Lucy Ludwell Paradise to Martha Jefferson Randolph
|My dear Madam||London No 87 Great Titchfield Street the Corner of Queen Ann Street East June the 20th 1794|
Altho Several years have elapsed, I every day think with pleasure on the happy Moments (for indeed an hour appeared but a Moment) I passed with you and your Amiable Sister at your ever Adorable Fathers house at Paris. At that time I was plunged in the deepest Affliction on several accounts: but when I was with you, and your family, I thought, I had nothing to give me any trouble. Such was the power your charming Society had on me. I anxiously wish to renew it again; but Alas! Mr Paradise assures me one Summer in America would kill him, as the heat relaxes his Nerves, so as to make him extremely Ill. Since his return to this Country he has quitted Wine and is now as Sober as he used to be otherwise, and of Course is in perfect health. When you stopped at the Isle of Wight on your way to America, I was at that time, extremely Ill, or I should have written to you, but I had not Strength to hold a pen. My Prayers went with you all for a safe Voyage. Since your return to America I find you are Married, and perhaps by this time have a very large family.

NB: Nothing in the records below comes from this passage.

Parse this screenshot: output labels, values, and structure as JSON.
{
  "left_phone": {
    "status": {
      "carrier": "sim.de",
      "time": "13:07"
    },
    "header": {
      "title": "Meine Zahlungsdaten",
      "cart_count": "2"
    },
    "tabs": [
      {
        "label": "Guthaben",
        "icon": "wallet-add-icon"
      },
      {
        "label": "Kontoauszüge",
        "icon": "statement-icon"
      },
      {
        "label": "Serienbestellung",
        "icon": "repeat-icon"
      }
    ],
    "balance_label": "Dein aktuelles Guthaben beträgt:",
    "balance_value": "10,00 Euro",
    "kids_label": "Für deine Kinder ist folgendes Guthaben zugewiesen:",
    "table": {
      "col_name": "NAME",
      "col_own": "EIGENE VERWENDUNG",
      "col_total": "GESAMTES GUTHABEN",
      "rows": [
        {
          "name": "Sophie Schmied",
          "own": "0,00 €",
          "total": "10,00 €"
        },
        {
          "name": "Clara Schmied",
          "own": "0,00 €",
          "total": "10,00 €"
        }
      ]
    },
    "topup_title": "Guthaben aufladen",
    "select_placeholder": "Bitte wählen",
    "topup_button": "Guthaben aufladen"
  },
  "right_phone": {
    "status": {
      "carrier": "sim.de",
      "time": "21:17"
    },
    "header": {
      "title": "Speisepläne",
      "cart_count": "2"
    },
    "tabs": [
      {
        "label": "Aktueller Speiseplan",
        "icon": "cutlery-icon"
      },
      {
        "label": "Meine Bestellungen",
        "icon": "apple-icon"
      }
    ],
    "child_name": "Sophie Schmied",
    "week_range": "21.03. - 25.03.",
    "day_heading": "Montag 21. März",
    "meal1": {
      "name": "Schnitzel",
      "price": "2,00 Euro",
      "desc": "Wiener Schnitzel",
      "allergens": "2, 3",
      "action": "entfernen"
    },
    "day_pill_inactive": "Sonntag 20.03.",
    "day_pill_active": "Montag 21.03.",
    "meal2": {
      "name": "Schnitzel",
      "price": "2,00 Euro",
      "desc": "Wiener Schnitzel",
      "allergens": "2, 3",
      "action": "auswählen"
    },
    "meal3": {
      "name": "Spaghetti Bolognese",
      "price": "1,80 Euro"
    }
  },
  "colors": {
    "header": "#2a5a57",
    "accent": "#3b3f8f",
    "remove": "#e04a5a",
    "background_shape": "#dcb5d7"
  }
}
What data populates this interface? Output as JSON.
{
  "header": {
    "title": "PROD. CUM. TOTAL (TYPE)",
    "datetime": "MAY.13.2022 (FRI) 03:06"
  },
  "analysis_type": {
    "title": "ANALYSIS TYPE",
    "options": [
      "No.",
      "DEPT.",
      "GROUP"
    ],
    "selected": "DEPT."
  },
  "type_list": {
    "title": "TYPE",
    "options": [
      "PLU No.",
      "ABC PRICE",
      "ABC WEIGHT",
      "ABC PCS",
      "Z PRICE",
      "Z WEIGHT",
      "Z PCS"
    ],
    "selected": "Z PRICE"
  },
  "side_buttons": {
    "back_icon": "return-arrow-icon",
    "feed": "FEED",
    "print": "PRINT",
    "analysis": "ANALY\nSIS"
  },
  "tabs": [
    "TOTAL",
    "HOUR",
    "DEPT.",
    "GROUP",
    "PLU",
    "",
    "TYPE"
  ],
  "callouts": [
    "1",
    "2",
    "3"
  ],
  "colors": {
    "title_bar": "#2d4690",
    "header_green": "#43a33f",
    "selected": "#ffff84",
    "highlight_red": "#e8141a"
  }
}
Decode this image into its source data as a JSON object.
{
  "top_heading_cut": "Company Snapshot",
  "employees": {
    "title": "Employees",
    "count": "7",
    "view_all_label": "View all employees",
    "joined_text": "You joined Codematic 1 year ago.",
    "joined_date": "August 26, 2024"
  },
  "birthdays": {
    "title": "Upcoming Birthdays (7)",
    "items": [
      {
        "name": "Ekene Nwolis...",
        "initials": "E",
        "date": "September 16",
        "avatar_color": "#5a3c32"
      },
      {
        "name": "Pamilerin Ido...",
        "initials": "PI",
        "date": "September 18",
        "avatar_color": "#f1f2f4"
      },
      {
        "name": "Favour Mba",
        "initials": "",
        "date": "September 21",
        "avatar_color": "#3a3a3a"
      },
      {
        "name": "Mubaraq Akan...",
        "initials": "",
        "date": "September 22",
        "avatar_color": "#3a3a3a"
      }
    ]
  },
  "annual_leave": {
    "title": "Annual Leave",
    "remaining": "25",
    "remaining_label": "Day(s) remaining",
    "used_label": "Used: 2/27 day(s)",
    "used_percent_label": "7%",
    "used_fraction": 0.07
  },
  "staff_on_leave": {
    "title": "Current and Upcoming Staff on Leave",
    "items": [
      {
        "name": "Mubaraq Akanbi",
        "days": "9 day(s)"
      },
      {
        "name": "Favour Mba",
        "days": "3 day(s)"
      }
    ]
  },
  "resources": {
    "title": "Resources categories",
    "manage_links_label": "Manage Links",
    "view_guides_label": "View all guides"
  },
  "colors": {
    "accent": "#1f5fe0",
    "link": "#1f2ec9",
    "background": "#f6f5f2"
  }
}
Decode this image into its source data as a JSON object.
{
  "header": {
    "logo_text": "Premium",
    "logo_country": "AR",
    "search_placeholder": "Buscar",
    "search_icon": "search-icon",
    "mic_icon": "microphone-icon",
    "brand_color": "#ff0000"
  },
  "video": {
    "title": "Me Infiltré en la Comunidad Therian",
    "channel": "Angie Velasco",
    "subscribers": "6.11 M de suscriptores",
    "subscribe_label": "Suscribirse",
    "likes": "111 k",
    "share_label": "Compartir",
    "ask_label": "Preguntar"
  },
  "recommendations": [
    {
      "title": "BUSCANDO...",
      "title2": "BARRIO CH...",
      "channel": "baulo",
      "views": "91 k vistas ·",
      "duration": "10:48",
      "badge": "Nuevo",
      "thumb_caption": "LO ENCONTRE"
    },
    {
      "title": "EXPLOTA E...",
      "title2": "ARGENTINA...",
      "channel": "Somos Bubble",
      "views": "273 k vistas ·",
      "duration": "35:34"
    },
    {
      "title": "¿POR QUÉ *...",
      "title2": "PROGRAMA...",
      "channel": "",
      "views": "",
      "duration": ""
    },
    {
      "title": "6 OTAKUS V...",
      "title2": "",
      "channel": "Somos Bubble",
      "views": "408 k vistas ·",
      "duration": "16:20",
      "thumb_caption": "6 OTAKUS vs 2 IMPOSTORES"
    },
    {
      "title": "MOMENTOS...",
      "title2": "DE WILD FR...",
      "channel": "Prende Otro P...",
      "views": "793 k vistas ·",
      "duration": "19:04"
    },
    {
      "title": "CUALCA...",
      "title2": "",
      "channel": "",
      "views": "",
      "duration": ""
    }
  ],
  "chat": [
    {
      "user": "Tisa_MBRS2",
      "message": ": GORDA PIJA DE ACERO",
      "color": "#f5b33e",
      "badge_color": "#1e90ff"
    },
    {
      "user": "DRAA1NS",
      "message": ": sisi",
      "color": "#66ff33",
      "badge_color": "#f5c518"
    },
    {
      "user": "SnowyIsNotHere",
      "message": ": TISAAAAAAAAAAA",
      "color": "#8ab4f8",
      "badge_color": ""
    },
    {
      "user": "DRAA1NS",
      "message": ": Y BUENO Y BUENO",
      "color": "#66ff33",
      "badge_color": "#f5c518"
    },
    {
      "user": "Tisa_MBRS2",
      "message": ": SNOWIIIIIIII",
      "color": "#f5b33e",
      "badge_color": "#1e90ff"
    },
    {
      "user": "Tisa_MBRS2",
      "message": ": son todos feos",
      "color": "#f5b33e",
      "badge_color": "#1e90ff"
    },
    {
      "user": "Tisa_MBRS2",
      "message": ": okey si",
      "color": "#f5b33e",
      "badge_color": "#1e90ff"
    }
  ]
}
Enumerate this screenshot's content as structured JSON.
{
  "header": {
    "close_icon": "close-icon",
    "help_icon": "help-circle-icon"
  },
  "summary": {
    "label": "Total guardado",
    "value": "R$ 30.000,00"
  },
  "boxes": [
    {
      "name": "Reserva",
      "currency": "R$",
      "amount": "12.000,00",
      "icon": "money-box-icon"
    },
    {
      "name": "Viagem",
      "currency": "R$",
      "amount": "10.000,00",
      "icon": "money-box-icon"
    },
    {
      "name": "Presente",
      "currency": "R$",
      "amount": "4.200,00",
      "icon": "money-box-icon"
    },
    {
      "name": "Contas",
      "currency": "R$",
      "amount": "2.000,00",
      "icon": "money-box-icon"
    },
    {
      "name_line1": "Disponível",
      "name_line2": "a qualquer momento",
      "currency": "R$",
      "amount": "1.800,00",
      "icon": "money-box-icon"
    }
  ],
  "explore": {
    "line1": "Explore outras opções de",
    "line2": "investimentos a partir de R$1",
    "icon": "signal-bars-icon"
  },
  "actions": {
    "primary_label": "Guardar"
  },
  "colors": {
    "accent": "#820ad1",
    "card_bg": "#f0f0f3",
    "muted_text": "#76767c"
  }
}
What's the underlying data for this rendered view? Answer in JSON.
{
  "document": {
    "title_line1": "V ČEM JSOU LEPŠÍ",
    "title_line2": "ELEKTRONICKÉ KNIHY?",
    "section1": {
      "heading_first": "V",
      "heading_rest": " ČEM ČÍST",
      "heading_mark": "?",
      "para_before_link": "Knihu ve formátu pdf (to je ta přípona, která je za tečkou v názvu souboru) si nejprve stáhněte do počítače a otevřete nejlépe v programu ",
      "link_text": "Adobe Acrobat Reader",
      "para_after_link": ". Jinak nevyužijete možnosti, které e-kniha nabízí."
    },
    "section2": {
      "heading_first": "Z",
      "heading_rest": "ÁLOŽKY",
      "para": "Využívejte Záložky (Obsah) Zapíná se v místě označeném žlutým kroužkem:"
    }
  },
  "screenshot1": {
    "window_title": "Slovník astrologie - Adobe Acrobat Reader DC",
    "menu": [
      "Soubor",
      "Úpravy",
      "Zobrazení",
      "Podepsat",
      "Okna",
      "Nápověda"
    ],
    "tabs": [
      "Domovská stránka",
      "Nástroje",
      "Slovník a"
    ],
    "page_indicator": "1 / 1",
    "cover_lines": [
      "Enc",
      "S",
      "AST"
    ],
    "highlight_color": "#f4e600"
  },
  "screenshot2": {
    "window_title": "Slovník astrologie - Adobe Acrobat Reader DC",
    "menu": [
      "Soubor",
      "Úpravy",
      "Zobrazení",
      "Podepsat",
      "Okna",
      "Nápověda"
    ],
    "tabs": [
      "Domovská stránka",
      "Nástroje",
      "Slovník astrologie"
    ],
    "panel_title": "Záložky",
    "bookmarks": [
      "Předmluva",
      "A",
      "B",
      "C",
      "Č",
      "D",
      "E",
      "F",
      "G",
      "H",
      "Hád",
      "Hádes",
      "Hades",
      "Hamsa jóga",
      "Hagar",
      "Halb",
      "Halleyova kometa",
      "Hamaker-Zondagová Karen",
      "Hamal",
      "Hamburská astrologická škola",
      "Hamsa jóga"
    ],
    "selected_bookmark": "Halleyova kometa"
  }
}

I hope you find in Mr Randolph an Affectionate husband an Attentive and Sincere friend, and a chearful Companion. I beg you will acquaint your husband that we are you friends, as he does not know Us. This letter will either be sent or given to you by Madame and Chevalier de Freire the first Portuguese Minister that came to America. They are both My particular friends. Madame de Freire is a Lady highly accomplished, and is a truly good Woman: She is worthy of your Acquaintance and friendship. Perhaps they may come to [. . .] Monti Cello should that be the case, I shall be obliged to you, Mr Randolph, and your Sister, to shew them every attention that you in general shew to respectable and great persons. I have often spoken to them about you, and your family.
I beg you will give my affect love to your Sister, and tell her, I should have written to her, but I was fearful of being troublesome; but that, I shall be happy to receive a letter from her also. I shall wait with anxious expectation for an answer to this Letter. Chevalier and Madame de Freire are to live in Philidelphia, therefore if you will have the goodness to send your letter to them, they will send it to me. All the news you can send me Concerning yourself, and family, and if your Sister is a going to be Married, and to whom; and if Virginia is improved; and if our Federal Town is almost finished, and where it is Situated, and if the Situation is healthy, and the houses are large, and or Small and how far from your house; [. . .] All this will make me extremely happy to receive from you, as, I am anxious to find that our State Should flourish and have Nothing to disturbs it’s quiet.
Mr Paradise joins with me in affect Compts to you, your Sister, Mr Randolph, and all your family. Adieu my dear and lovely friends, and believe Me to be dear ladies